The autumn carpet. On my first walks the leaves were still soft and resilient. The winds blew gently through on the Indian Summer breeze and the leaves floated to the ground. We tried to catch three falling leaves for good luck as they swerved, swayed, and danced to the ground. I never did.

Above Manitou on the bluffs looking below the southern moraine terminal. Just beyond here lies Parfrey's Glen...

Parfrey's Glen is a spectacular gorge carved out of the prevalent sandstone interspersed with quartzite boulders and rock from the retreating glaciers. Spent a lot of time here back in the day hiking around and through and cross country skiing nearby during winter.

That's the best thing about walking, the journey itself. It doesn't matter much whether you get where you're going or not. You'll get there anyway. Every good hike brings you eventually back home."
-  Edward Abbey

At Manitou Lake with my friends. A moment with Jeff, one of my oldest friends and one in particular with my relationship was built and continues to be through nature. We have walked, tramped, skied, paddled, wet lines, listened to music, and played an awful lot of basketball together. He, like Mike who observed this moment with his camera, have both come to New Zealand and tramped in the Ruahine. Days like this, even though overcast, still shine very bright. It felt like somehow the circle was now complete.

I enjoyed most just lingering behind Jeff and Mike and watching them walk and interact ahead of me. Gesturing, laughing, and earnestly discussing one subject or another. Even in my lingering I felt part of it, connected, knowing, and understanding it all. The smiles and hugs from that day still warm me. Kia ora!

Charlie loved this sign along another old cross country ski trail we walked one fine day. The possibility excited him. Me too. We never saw him or her, chances are the bear would have smelled or heard us far before such an encounter.

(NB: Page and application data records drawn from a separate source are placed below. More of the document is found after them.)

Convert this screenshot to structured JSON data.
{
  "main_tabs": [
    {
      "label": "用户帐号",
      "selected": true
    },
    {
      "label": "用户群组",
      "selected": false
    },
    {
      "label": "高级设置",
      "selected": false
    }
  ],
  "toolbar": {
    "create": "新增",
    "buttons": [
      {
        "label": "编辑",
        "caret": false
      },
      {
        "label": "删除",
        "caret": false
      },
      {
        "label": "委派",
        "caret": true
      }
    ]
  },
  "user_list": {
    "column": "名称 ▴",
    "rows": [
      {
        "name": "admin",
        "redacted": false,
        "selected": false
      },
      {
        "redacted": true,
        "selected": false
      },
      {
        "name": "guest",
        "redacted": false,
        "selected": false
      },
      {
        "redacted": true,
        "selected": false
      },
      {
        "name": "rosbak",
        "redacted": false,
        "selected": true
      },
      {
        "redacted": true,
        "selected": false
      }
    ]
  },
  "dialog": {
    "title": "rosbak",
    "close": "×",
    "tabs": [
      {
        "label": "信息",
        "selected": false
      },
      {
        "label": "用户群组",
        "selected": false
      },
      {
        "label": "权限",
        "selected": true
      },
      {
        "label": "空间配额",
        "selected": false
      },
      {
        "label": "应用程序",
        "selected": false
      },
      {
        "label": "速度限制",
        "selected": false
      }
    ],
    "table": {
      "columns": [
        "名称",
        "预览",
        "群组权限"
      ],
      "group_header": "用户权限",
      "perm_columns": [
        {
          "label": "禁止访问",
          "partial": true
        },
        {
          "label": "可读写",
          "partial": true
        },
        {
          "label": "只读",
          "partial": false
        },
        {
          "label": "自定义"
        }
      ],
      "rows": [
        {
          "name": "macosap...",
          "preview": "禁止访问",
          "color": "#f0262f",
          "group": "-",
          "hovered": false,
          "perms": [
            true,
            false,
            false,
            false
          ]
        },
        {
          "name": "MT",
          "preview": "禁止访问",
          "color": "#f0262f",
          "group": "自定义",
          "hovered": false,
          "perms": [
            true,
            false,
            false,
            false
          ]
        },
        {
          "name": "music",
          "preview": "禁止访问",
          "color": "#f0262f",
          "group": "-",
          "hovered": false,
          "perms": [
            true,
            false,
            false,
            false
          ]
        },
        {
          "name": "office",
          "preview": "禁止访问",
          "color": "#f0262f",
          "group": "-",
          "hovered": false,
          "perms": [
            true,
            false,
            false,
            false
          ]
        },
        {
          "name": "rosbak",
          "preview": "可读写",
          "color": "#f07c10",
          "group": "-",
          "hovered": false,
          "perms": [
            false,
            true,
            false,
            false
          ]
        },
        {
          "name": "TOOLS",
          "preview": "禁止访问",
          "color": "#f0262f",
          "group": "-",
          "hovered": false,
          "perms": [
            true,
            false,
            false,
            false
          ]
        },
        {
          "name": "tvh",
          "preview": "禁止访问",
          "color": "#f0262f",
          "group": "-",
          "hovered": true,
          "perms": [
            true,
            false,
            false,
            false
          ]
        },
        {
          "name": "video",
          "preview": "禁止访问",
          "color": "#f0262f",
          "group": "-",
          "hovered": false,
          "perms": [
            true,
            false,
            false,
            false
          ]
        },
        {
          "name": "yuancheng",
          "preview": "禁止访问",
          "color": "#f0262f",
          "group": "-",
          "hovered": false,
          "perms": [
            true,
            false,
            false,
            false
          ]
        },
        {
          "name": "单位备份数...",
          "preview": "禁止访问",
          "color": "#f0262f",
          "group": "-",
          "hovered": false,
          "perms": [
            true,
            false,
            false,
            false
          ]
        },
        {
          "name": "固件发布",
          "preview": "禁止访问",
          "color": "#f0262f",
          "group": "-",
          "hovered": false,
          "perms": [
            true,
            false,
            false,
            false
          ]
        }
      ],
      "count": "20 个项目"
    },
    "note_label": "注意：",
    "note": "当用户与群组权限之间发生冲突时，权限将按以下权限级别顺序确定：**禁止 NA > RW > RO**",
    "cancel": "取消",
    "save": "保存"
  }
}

Good to know they are out there. Charlie said on the way out the bear was me. I liked that...

Te hei mauri Ora!